Element data from apps and pages:

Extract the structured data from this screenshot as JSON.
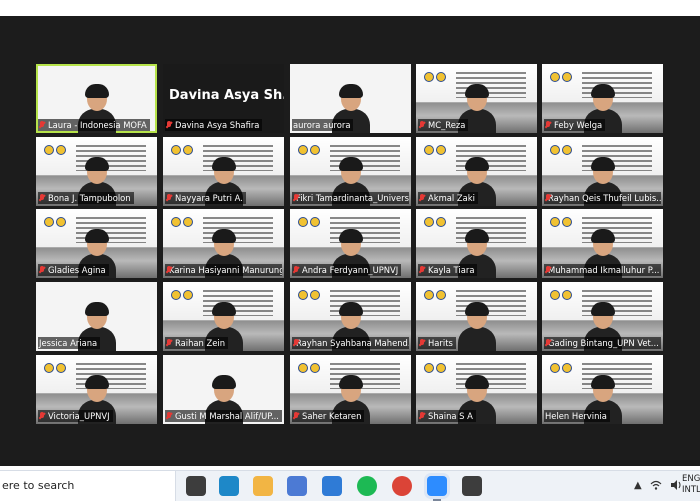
{
  "participants": [
    {
      "name": "Laura - Indonesia MOFA",
      "muted": true,
      "active": true,
      "kind": "cam"
    },
    {
      "name": "Davina Asya Shafira",
      "muted": true,
      "active": false,
      "kind": "namecard",
      "display": "Davina Asya Sh..."
    },
    {
      "name": "aurora aurora",
      "muted": false,
      "active": false,
      "kind": "cam"
    },
    {
      "name": "MC_Reza",
      "muted": true,
      "active": false,
      "kind": "slide"
    },
    {
      "name": "Feby Welga",
      "muted": true,
      "active": false,
      "kind": "slide"
    },
    {
      "name": "Bona J. Tampubolon",
      "muted": true,
      "active": false,
      "kind": "slide"
    },
    {
      "name": "Nayyara Putri A.",
      "muted": true,
      "active": false,
      "kind": "slide"
    },
    {
      "name": "Fikri Tamardinanta_Univers...",
      "muted": true,
      "active": false,
      "kind": "slide"
    },
    {
      "name": "Akmal Zaki",
      "muted": true,
      "active": false,
      "kind": "slide"
    },
    {
      "name": "Rayhan Qeis Thufeil Lubis...",
      "muted": true,
      "active": false,
      "kind": "slide"
    },
    {
      "name": "Gladies Agina",
      "muted": true,
      "active": false,
      "kind": "slide"
    },
    {
      "name": "Karina Hasiyanni Manurung",
      "muted": true,
      "active": false,
      "kind": "slide"
    },
    {
      "name": "Andra Ferdyann_UPNVJ",
      "muted": true,
      "active": false,
      "kind": "slide"
    },
    {
      "name": "Kayla Tiara",
      "muted": true,
      "active": false,
      "kind": "slide"
    },
    {
      "name": "Muhammad Ikmalluhur P...",
      "muted": true,
      "active": false,
      "kind": "slide"
    },
    {
      "name": "Jessica Ariana",
      "muted": false,
      "active": false,
      "kind": "cam"
    },
    {
      "name": "Raihan Zein",
      "muted": true,
      "active": false,
      "kind": "slide"
    },
    {
      "name": "Rayhan Syahbana Mahend...",
      "muted": true,
      "active": false,
      "kind": "slide"
    },
    {
      "name": "Harits",
      "muted": true,
      "active": false,
      "kind": "slide"
    },
    {
      "name": "Gading Bintang_UPN Vet...",
      "muted": true,
      "active": false,
      "kind": "slide"
    },
    {
      "name": "Victoria_UPNVJ",
      "muted": true,
      "active": false,
      "kind": "slide"
    },
    {
      "name": "Gusti M Marshal Alif/UP...",
      "muted": true,
      "active": false,
      "kind": "cam"
    },
    {
      "name": "Saher Ketaren",
      "muted": true,
      "active": false,
      "kind": "slide"
    },
    {
      "name": "Shaina S A",
      "muted": true,
      "active": false,
      "kind": "slide"
    },
    {
      "name": "Helen Hervinia",
      "muted": false,
      "active": false,
      "kind": "slide"
    }
  ],
  "taskbar": {
    "search_text": "ere to search",
    "apps": [
      "task-view-icon",
      "edge-browser-icon",
      "file-explorer-icon",
      "store-icon",
      "mail-icon",
      "spotify-icon",
      "chrome-icon",
      "zoom-icon",
      "settings-gear-icon"
    ],
    "tray_lang": "ENG",
    "tray_lang2": "INTL"
  },
  "colors": {
    "stage_bg": "#1c1c1c",
    "active_outline": "#b6e34a",
    "muted_icon": "#e53935"
  }
}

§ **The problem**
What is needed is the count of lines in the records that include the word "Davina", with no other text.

§ **Exercise response**
2